__What you should do__: Only lines containing the string "minimize" belong in the answer; copy all of them from the entries.

*** Exercise material Section Begins ***

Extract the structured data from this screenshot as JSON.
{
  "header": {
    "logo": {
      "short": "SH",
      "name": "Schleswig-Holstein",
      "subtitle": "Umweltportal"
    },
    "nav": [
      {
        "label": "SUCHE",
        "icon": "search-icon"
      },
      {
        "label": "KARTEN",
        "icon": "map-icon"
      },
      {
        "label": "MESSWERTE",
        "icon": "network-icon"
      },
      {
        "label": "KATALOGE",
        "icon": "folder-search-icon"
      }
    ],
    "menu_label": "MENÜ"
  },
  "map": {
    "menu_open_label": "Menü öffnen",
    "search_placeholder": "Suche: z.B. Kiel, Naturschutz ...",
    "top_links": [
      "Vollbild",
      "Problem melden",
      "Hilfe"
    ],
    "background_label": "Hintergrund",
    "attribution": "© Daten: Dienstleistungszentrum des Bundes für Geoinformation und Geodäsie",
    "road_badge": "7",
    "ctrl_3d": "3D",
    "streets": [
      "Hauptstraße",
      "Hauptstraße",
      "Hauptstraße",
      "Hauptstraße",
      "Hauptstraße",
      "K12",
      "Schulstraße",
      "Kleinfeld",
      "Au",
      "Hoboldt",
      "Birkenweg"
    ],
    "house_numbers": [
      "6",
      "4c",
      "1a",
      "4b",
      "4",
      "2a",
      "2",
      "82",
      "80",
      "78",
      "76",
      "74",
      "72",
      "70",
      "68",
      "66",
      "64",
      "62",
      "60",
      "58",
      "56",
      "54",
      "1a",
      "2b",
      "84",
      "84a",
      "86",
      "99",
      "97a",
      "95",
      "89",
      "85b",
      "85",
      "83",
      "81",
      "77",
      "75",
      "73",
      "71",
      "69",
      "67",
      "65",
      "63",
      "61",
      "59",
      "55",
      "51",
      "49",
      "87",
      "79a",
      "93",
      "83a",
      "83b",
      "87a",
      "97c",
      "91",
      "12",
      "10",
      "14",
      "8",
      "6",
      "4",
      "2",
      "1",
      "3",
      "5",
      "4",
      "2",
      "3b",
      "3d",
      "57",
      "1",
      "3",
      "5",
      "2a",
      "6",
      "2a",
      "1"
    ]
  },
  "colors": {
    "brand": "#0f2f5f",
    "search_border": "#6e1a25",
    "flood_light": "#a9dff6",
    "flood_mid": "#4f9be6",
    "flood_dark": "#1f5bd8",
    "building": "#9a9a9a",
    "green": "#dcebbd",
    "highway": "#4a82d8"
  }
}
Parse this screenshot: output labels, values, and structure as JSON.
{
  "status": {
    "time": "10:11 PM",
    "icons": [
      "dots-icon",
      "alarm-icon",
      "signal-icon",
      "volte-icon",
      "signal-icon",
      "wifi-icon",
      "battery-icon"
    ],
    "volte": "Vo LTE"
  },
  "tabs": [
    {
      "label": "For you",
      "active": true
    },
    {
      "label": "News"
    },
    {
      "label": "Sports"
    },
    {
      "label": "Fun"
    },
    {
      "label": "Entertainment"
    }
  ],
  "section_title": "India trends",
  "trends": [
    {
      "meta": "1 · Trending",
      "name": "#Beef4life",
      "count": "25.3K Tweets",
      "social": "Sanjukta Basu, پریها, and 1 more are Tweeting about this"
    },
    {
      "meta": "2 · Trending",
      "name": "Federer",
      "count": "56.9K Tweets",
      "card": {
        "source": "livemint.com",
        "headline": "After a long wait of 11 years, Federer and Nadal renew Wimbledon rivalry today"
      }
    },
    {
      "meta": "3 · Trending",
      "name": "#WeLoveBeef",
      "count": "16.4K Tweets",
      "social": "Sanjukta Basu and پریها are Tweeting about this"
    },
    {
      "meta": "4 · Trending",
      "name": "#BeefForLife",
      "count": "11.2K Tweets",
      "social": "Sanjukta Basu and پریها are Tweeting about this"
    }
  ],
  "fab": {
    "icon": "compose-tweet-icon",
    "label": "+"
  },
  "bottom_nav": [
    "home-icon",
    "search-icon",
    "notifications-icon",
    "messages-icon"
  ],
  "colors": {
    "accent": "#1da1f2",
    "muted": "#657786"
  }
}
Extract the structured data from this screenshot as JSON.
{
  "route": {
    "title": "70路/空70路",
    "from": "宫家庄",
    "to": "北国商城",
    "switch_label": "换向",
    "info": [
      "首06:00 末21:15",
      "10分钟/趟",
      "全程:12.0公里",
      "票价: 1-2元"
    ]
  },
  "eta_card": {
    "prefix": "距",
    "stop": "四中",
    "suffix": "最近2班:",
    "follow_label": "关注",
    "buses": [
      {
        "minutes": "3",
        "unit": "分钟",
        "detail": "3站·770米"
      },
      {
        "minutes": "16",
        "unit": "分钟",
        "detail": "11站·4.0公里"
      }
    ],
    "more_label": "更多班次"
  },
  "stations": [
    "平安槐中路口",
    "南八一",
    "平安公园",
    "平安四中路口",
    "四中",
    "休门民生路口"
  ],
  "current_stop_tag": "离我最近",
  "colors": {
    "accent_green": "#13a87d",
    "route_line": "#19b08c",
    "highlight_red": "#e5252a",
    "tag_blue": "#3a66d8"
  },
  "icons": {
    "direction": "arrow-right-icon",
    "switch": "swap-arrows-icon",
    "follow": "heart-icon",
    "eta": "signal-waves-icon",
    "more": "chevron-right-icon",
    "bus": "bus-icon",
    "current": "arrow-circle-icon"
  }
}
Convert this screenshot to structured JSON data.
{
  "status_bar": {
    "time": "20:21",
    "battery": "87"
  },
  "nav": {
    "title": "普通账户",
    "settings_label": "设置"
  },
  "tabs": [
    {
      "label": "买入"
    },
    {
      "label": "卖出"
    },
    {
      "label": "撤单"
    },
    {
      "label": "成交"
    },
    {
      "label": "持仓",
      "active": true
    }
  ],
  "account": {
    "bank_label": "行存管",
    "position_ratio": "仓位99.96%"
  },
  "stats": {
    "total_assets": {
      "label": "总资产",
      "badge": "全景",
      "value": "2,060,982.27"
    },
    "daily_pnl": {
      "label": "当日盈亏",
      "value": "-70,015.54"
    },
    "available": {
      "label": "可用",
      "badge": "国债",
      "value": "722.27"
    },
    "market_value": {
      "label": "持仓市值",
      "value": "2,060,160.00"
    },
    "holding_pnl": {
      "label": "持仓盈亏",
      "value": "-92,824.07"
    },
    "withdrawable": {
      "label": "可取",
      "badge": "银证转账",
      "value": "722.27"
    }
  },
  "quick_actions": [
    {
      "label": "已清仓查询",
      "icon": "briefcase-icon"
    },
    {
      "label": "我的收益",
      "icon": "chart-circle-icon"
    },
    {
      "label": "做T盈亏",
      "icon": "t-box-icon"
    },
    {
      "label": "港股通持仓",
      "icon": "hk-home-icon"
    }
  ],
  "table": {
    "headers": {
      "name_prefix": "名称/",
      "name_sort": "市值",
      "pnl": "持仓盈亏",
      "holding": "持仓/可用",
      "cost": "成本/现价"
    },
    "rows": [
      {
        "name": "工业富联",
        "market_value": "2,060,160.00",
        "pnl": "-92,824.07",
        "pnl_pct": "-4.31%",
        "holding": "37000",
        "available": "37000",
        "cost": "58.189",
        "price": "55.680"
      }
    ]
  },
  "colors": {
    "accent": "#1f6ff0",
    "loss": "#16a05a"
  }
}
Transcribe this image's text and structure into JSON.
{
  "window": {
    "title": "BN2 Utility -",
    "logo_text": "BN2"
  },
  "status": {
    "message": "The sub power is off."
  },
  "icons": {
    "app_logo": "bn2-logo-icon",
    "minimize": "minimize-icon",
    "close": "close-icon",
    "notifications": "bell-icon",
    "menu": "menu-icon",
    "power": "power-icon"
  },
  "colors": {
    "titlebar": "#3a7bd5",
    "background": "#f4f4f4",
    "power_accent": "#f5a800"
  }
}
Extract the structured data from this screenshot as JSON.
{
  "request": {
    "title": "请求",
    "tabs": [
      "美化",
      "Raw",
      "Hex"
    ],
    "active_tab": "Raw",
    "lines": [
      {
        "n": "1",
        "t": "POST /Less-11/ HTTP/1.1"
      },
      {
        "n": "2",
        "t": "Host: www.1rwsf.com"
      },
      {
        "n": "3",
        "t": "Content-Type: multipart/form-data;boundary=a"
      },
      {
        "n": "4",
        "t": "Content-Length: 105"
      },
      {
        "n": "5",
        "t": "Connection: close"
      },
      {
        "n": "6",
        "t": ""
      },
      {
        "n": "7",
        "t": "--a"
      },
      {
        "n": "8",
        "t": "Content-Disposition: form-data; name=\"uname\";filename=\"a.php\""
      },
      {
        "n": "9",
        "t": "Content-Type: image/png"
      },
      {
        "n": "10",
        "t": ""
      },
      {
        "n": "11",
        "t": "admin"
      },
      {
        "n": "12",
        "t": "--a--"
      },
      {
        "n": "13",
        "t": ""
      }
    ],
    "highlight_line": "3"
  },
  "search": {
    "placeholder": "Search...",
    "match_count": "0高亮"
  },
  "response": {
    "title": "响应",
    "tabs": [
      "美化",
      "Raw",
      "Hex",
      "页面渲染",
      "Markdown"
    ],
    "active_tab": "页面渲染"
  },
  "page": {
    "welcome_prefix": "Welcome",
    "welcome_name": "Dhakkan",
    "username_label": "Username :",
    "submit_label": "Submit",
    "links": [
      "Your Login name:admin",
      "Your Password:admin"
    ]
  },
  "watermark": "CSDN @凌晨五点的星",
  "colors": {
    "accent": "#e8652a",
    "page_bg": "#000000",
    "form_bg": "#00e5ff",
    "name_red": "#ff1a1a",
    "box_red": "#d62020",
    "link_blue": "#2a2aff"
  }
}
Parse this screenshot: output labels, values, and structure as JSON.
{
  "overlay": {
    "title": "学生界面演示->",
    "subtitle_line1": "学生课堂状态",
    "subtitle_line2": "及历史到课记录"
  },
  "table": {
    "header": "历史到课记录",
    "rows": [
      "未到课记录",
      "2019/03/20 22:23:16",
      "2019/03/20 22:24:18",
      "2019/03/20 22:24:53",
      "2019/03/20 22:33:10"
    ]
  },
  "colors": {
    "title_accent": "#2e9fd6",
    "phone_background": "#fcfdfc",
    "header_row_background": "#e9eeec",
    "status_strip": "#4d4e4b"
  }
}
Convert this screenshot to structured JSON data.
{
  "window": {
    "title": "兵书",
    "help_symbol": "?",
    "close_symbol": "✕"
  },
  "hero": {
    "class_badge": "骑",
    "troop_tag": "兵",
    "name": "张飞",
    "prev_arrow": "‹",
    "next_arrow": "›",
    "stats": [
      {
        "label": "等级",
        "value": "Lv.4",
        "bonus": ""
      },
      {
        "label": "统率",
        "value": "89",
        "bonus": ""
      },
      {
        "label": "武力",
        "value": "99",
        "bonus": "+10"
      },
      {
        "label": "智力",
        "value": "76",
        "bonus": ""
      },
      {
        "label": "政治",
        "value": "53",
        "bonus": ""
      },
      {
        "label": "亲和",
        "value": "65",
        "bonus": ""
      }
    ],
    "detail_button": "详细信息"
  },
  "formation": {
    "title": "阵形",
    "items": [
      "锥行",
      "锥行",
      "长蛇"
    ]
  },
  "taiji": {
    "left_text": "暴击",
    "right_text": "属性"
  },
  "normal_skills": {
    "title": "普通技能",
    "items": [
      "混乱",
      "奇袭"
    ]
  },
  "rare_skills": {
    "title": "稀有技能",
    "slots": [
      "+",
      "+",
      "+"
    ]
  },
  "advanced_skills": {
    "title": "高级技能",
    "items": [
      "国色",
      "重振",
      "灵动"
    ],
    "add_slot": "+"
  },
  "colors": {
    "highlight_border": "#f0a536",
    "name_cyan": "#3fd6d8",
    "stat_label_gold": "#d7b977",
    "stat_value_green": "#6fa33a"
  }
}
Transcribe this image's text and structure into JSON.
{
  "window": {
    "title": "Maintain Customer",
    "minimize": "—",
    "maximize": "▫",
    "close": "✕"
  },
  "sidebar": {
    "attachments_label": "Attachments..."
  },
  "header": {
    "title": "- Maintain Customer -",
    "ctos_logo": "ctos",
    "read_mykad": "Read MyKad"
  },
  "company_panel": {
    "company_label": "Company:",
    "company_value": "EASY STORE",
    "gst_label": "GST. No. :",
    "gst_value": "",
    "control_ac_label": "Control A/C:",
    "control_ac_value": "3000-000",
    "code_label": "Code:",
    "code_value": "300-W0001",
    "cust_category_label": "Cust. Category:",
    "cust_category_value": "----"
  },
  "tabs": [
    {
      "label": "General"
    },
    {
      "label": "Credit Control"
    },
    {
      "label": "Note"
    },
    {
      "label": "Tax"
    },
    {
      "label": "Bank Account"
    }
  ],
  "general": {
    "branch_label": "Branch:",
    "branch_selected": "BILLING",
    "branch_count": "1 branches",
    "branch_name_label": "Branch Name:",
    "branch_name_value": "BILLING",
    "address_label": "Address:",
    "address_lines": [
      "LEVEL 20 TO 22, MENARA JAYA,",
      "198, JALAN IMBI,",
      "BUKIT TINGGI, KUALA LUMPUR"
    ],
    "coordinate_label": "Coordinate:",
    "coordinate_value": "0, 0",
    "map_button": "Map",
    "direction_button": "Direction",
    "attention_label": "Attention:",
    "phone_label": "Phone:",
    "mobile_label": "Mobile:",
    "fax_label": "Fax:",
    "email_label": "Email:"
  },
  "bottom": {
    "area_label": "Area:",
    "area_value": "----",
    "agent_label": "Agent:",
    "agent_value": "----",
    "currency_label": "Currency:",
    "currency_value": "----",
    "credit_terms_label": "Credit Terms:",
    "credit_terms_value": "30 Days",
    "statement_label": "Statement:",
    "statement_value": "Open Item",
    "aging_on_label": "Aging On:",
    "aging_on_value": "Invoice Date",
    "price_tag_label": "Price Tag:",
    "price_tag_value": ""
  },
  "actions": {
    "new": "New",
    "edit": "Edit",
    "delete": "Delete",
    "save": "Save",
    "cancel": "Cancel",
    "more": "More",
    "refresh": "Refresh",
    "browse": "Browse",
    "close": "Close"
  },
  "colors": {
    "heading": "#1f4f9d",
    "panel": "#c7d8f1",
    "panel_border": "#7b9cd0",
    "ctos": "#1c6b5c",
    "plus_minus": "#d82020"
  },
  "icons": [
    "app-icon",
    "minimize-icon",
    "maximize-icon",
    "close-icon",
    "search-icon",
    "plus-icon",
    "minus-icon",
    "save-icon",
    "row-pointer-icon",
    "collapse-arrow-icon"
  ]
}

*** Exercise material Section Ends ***

__The answer__:
    "minimize": "minimize-icon",
    "minimize": "—",
    "minimize-icon",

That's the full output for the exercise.